By Steve Southin, Co-CEO, PAVE
Customers are becoming incredibly sophisticated, elusive, and empowered since the latest digital retail wave. As a result, the dynamics of the relationship between brands and customers is evolving. But even in this new digital era of online engagement and transparency, the reality is that the relationship dealers should hope to have with customers through these new digital channels and their true state is not one in the same.
Dealers can underestimate the significance of customer experience. Rather than examine the role new technologies and tools can play in improving customer relationships and experiences, many dealers focus on establishing a digital presence, but not by defining meaningful experiences or outcomes.
A heavier reliance on online shopping online has changed how consumers discover and share information and has placed more importance on connecting with each other. Customers don’t look to dealer websites for reassurance on why they should buy. Instead, they are looking at what others are saying about both the dealership and the vehicle.

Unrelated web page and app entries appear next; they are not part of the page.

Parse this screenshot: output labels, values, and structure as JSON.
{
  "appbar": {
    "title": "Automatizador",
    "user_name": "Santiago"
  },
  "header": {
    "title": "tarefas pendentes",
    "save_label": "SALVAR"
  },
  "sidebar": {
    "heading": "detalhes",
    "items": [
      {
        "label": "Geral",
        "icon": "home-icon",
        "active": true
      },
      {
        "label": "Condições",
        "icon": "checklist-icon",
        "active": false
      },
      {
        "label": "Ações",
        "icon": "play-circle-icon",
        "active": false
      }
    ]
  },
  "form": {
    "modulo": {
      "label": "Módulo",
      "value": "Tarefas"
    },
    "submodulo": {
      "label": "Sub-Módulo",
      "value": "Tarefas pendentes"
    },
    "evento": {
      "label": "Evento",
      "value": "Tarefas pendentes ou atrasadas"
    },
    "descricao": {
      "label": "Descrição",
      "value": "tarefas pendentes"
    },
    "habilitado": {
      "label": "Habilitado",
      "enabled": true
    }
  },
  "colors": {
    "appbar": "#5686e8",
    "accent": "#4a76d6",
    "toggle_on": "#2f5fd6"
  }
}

Technology aside, COVID-19 has driven the rapid adoption of digital retailing technology based on both need and convenience. As digital technology matures beyond a luxury into everyday life, consumer expectations grow. As a result, functionality, human involvement, and experiences have become more important for shoppers than pricing and availability which, to them, can look the same from dealer to dealer.
Customer experience has become a critical point in customer engagement in order to compete for attention now and in the future. The crux of customer experience for dealers is intention and purpose. Some dealers are offering tools because they know customers want them, yet show little regard for their functionality. Customer experience is the new blueprint for most new media deployments. Digital experiential strategies form the bridge where intentions meet outcomes. By starting with the end in mind, customer experience technology adoptions provide efficiency and enchantment which delivers more meaningful, engaging, and rewarding customer journeys. But it’s easier said than done.
Customer experience initiatives are a science and an art, and they should never be ignored in the development of digital channels that drive customer engagement. When an experience fails to deliver value, customers can and will effortlessly move on. A dealer coming off as gimmicky without intent will drive customers away and ROI will escape their grasp.
Creative strategies are often driven by clever ideas and not necessarily ones that are focused on engagement or experience. Experiences and outcomes should be looked at as a cohesive and symbiotic strategy. Using Sharks and Remoras as an example, the shark can live without the Remora. The Remora helps the shark – and the shark doesn’t mind – because they both benefit. When ideas are deployed without direction, everything that results is almost entirely accidental while it is easier and more effective to be purposeful.
Some dealers are guilty of deploying technology without considering a holistic experience such as installing high funnel conversion CTAs for consumers with canned responses instead of real answers to pricing, financing, and trade evaluation inquiries.
The goal of a great customer experience by dealers should be providing digital tools that create a delightful, emotional, and satisfying experience. This is why it’s critical to customer experiences and engagement.
Customer experience is supposed to be experiential, informative, useful and productive, but most importantly, it’s deployed with an end in mind where the means to that end is engagement, conversion and, ultimately, a transaction. A successful customer experience strategy will evoke engagement with purpose, affect sentiment, and influence customer behavior.
ARTICLE BY STEVE SOUTHIN
Steve and his 25+ years of automotive retail and wholesale experience deliver in-depth domain knowledge that was essential in his focus as PAVE’s creator and product architect. Steve also has 15+ years of technical and startup expertise that he gained as an Autotech entrepreneur, with his second recent successful exit being the Bumper App, which he brought to market in 2012 and successfully exited through an acquisition by Vicimus Inc. in 2017.